• **WORK INSTRUCTION**:
Scan the entries below for the word "username", then copy each line that holds it.
▬▬▬▬▬▬▬▬▬▬
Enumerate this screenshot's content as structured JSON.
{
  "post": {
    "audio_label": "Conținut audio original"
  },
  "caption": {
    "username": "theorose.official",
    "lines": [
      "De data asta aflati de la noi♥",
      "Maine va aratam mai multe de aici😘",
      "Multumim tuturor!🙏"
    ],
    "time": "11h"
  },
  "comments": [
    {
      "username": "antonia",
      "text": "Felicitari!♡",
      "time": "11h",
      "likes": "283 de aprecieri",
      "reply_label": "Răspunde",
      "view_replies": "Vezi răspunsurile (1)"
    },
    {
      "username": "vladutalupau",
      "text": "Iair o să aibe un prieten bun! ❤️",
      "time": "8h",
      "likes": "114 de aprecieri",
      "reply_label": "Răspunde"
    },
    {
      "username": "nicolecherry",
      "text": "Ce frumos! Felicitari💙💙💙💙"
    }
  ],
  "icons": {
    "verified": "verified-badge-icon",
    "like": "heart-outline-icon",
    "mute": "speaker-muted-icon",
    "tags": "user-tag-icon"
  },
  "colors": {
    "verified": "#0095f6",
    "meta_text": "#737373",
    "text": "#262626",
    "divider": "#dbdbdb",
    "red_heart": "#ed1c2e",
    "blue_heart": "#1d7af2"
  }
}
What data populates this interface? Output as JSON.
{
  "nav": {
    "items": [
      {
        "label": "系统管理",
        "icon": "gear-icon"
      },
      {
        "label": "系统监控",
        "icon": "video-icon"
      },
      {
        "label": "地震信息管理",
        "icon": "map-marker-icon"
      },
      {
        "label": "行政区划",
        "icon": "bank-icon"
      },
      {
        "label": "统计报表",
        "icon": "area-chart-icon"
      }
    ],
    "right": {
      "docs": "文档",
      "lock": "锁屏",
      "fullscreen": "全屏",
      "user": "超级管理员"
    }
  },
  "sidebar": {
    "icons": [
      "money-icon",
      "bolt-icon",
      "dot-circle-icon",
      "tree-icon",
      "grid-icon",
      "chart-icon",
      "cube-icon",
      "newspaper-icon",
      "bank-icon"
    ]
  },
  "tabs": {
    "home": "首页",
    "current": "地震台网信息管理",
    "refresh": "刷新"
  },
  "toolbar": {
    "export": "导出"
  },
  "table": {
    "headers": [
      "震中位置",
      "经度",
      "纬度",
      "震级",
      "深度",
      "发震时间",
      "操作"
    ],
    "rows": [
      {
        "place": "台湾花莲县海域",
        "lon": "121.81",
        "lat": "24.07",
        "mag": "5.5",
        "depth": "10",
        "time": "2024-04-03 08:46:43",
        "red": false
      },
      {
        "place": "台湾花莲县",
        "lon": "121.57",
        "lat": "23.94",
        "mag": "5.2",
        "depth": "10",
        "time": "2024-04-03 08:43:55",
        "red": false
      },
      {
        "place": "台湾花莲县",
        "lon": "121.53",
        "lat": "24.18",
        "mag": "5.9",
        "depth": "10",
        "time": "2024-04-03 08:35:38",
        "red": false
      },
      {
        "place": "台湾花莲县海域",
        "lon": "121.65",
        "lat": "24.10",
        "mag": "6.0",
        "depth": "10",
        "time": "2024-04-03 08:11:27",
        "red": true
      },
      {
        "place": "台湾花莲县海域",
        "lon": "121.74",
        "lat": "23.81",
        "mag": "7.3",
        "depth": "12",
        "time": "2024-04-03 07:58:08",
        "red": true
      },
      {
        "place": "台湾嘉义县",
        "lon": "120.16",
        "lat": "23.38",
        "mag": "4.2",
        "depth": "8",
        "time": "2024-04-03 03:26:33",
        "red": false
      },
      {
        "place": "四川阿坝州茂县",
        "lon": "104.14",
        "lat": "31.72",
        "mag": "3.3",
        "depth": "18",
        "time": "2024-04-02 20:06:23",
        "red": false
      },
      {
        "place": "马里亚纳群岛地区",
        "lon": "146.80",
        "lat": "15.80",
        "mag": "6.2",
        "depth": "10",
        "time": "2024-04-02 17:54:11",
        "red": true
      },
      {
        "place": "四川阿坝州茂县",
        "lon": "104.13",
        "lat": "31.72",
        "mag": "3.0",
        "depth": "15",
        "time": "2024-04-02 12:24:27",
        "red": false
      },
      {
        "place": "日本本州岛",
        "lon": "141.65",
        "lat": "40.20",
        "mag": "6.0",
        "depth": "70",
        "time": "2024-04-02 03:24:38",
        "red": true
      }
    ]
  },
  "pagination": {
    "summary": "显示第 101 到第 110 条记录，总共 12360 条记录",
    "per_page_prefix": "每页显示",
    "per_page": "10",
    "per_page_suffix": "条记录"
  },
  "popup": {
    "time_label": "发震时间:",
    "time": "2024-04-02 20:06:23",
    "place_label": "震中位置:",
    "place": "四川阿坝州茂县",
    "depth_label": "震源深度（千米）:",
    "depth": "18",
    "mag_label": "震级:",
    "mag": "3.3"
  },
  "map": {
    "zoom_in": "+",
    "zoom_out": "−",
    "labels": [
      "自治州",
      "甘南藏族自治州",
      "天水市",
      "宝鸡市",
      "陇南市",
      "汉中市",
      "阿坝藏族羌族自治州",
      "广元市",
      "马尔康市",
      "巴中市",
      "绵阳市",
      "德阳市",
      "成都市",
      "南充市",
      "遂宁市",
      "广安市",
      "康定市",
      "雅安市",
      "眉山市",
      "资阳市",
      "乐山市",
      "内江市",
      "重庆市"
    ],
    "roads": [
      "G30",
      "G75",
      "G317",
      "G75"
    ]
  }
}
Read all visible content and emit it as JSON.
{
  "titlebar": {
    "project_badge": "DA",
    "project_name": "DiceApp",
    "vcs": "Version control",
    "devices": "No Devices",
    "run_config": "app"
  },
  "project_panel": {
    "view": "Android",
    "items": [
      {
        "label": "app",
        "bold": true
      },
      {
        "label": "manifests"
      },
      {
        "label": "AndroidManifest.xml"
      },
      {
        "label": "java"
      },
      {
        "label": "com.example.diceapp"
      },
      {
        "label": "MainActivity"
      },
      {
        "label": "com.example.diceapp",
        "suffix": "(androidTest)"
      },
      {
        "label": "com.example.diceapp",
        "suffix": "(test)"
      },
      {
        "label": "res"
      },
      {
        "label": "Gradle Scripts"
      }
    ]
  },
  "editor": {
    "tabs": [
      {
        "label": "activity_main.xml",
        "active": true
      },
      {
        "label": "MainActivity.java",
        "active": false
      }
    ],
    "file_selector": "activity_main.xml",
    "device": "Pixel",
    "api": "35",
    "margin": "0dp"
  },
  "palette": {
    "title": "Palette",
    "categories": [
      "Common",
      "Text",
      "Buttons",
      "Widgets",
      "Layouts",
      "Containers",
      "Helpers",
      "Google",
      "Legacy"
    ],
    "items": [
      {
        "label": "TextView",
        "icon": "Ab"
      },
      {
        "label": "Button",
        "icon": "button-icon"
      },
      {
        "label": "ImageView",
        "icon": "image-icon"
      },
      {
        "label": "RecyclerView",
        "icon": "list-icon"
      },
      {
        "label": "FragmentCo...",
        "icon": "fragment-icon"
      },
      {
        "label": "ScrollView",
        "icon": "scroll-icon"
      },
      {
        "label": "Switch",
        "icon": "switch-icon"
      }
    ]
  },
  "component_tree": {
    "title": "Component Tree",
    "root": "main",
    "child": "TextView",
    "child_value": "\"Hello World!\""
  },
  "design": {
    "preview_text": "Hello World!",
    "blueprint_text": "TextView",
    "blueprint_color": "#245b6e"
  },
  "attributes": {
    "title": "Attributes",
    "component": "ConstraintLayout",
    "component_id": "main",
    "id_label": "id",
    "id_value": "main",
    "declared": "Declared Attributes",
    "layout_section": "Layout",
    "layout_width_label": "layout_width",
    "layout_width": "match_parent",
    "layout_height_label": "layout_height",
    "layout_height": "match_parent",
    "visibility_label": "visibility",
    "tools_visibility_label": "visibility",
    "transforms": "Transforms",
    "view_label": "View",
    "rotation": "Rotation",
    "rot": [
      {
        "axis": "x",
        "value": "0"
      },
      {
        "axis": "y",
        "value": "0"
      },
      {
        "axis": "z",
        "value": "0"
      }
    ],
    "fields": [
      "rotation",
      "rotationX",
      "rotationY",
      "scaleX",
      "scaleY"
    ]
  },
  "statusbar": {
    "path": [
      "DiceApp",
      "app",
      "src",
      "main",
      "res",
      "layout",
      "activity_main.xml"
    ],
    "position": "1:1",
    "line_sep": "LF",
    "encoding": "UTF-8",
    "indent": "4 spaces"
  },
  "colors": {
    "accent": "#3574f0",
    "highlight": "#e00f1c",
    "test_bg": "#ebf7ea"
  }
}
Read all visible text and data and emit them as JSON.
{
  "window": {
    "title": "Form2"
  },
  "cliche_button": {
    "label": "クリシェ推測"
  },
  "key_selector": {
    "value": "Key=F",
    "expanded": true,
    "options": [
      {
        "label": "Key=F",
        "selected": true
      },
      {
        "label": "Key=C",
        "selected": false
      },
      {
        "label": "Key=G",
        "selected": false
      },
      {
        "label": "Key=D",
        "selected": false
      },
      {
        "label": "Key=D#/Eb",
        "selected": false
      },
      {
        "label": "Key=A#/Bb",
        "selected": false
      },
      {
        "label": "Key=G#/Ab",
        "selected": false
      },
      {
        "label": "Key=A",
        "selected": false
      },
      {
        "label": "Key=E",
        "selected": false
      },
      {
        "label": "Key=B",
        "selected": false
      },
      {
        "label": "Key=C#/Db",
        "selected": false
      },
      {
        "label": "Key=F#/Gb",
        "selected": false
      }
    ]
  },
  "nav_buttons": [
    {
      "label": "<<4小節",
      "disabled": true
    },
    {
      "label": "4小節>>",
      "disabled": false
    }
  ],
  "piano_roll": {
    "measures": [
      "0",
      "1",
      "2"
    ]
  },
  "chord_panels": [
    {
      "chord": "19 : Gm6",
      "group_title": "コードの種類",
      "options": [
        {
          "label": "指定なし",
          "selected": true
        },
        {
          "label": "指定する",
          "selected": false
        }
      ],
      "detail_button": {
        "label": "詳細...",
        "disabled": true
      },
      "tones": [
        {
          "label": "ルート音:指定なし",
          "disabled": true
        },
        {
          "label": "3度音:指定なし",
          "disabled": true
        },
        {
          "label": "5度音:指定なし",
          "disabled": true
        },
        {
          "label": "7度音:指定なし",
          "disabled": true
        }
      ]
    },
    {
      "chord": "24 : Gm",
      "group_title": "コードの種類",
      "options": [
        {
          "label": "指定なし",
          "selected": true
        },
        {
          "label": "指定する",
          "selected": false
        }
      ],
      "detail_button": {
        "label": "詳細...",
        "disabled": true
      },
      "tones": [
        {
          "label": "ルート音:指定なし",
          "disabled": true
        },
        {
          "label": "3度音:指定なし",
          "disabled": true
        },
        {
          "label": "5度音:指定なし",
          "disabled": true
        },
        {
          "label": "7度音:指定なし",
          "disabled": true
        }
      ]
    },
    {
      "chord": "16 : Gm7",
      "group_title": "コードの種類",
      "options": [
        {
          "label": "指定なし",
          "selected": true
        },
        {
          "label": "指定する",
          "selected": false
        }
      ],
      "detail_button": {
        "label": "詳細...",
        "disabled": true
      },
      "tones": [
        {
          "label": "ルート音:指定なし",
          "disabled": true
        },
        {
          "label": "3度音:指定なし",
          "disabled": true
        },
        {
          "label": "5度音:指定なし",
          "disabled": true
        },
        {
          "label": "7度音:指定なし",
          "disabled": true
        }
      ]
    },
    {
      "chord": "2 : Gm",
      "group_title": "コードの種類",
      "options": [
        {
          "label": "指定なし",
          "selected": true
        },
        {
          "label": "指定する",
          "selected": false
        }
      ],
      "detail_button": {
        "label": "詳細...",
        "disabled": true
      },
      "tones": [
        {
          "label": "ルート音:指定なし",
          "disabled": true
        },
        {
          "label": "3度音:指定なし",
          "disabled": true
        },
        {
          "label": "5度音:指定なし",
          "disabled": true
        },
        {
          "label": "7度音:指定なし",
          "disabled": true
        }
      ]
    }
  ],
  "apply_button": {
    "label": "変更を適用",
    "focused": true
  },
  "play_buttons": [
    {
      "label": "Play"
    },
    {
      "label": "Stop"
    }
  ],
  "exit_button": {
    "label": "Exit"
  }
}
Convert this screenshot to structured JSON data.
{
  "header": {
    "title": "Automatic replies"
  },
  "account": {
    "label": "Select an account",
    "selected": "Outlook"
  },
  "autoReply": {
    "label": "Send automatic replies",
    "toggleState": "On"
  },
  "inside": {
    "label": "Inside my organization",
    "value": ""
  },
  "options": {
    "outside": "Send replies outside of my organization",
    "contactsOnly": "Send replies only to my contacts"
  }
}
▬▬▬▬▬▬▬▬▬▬
• **OUTPUT BELOW**:
    "username": "theorose.official",
      "username": "antonia",
      "username": "vladutalupau",
      "username": "nicolecherry",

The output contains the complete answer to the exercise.